Hektoen International

A Journal of Medical Humanities

Tag: pregnancy

  • Pregnancy and art

    Bojana CokićZajecar, Serbia Pregnancy, the beginning of a new life, was historically uncommon in art. The shape of a pregnant woman does not conform to classical Greek ideals of the female figure, which may have contributed to this rarity. Over time, misconceptions about this necessary, natural phenomenon have changed, and pregnancy has become more common…

  • Galactagogues in postpartum rituals

    Puja PersaudTrue Blue, Grenada, West Indies Having a baby demands drastic changes in lifestyle, eating habits, and sleeping patterns. Many cultures across the world practice postpartum rituals that “allow the mother to be ‘mothered’,” and help to “facilitate the transition into motherhood.”1 For generations, the Indian descendants residing in Guyana of South America have helped…

  • Sir Norman Gregg and the German measles

    Sir Norman Gregg. From “Rashes to Research: Scientists and Parents Confront the 1964 Rubella Epidemic.” Royal Prince Alfred Hospital Museum and Archives via US National Library of Medicine. Fair use. Sir Norman Gregg was an Australian eye doctor who in 1941 noticed that some mothers suffering from rubella during pregnancy had babies with severe eye…

  • Menstrual health in early Indian medical tradition

    Benjamin Darkwa Edmonton, Canada   Introduction Figure 1. Medical tangka: synopsis of the three humors. Romio Shrestha. Courtesy of the Division of Anthropology, American Museum of Natural History, 70.3/ 5479. As one of the oldest medical traditions, Ayurveda has existed for about two thousand years.1 Caraka and Susruta are the most famous medical compendiums of…

  • The Queen’s quickening: The phantom pregnancies of Mary I

    Eve Elliot Dublin, Ireland   Portrait of Queen Mary I of England by Anthonis Mor, 1554. Prado Museum, Madrid Spain. Via Wikimedia. Public domain. In November 1554, the people of England believed a miracle had taken place. Resplendent on her new throne, Queen Mary I, daughter of Henry VIII, proudly revealed that she was with…

  • The navel of the world: belly buttons, innies and outies

    John Raffensperger Fort Meyers, Florida, United States   Rounded stones near Ahu Te Pito Kura on the north-eastern coast of Easter Island. Thought to symbolize the “center of the world” to the culture of the Polynesian people who first arrived at the island. 2013. Photo by Bjørn Christian Tørrissen. Via Wikimedia. CC BY-SA 3.0 In…
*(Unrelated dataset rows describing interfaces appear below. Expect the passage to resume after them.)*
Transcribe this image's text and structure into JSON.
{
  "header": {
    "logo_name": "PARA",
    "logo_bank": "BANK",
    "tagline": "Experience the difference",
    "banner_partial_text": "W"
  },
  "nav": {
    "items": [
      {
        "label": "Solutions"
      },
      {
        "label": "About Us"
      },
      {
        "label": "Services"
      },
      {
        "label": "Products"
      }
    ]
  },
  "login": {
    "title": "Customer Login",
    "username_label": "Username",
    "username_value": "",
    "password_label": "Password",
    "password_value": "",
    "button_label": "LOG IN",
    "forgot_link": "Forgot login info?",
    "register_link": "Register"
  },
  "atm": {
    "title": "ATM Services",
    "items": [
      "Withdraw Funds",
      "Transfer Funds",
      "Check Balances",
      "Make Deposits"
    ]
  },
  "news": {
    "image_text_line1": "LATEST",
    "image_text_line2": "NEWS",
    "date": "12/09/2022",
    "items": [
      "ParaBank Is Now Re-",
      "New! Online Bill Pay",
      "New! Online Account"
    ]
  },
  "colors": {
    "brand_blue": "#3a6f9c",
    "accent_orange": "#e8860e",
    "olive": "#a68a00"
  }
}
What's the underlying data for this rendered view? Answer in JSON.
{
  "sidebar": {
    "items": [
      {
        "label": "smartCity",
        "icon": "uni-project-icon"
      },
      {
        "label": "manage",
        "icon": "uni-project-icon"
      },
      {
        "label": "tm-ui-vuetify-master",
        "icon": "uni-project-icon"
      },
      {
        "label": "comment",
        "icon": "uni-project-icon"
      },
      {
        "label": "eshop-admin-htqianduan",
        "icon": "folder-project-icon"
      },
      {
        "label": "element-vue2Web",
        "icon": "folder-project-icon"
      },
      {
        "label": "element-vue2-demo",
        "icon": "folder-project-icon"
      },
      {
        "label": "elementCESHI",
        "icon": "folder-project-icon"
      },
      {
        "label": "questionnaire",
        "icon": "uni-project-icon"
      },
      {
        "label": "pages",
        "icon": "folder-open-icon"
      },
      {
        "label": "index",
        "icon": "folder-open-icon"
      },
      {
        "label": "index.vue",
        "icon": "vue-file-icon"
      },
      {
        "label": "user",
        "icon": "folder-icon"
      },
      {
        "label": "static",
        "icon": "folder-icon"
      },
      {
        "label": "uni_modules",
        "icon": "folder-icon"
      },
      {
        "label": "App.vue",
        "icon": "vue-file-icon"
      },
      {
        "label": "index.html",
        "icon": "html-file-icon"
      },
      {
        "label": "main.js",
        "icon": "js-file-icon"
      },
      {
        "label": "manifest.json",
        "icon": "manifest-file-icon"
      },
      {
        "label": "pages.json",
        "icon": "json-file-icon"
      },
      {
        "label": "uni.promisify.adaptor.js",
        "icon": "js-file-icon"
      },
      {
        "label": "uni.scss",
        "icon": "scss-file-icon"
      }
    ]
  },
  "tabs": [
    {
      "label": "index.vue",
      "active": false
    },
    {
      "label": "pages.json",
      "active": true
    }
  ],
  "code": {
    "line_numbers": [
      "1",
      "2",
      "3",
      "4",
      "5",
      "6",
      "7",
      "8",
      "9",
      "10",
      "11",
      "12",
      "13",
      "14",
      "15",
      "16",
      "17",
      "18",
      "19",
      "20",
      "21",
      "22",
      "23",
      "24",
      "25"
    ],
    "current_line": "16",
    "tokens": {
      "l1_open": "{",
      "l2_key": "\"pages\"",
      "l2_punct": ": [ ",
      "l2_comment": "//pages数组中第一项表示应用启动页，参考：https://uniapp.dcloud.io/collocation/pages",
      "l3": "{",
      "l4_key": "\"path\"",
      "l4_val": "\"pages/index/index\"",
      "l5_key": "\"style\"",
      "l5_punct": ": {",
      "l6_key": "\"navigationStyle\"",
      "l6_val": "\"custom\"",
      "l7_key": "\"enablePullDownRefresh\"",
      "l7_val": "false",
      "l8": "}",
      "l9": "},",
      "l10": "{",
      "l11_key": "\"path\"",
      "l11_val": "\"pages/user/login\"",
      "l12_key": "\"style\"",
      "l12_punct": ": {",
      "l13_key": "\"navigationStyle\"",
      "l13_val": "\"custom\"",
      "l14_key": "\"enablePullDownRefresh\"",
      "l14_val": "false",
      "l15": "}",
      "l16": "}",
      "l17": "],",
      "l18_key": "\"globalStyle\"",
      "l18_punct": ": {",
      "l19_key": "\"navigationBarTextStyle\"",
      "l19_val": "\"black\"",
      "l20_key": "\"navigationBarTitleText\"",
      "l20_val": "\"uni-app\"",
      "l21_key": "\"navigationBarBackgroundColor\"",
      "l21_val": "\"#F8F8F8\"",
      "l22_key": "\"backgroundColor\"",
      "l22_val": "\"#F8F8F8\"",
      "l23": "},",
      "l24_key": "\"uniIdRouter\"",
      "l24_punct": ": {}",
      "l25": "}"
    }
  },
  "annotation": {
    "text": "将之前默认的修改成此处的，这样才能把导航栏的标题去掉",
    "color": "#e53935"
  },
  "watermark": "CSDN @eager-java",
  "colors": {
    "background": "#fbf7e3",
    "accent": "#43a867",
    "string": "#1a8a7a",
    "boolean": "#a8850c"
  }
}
  • Aunty Felicia

    Boma Somiari Port Harcourt, Nigeria   Photo by Liza Summer from Pexels I can’t stand blood. So my goal was to stay as far as I could from hospitals and all they come with. But then change came to me when Aunty Felicia came to my village with a missionary organization that chose medicine and…

  • A brief history of menstruation

    Fangzhou Luo Portland, Oregon, United States   Philammon declaring his love for Hypatia. Via Wikimedia. Public domain. After a few failed attempts to redirect a flirtatious student to “higher pleasures” like music, the Ancient Greek philosopher and mathematician Hypatia resorted to revealing where she was in her menstrual cycle to deter him. The philosopher who…

  • Justine Siegemund, opening doorways to midwifery

    Mariel Tishma Chicago, Illinois, United States   Portrait of Justine Siegemund by Georg Paul Busch. 1690-1756 (circa). © The Trustees of the British Museum CC BY-NC-SA 4.0 In the mid-1600s, midwife Justine Siegemund was a household name for mothers in Silesia, part of modern-day Poland. She served patients of every class in Legnica, in Berlin, and…

  • Pink and yellow

    Govind Krishnan Durham, North Carolina, United States   The Magpie by Claude Monet. 1868 – 1869. Musée d’Orsay. Via Wikimedia  I am wearing pink, I have a rosy glow My breaths are even, measured, slow The doctors come and go. Come and go. Come and go. But sometimes they mutter, their heads bowed low. And…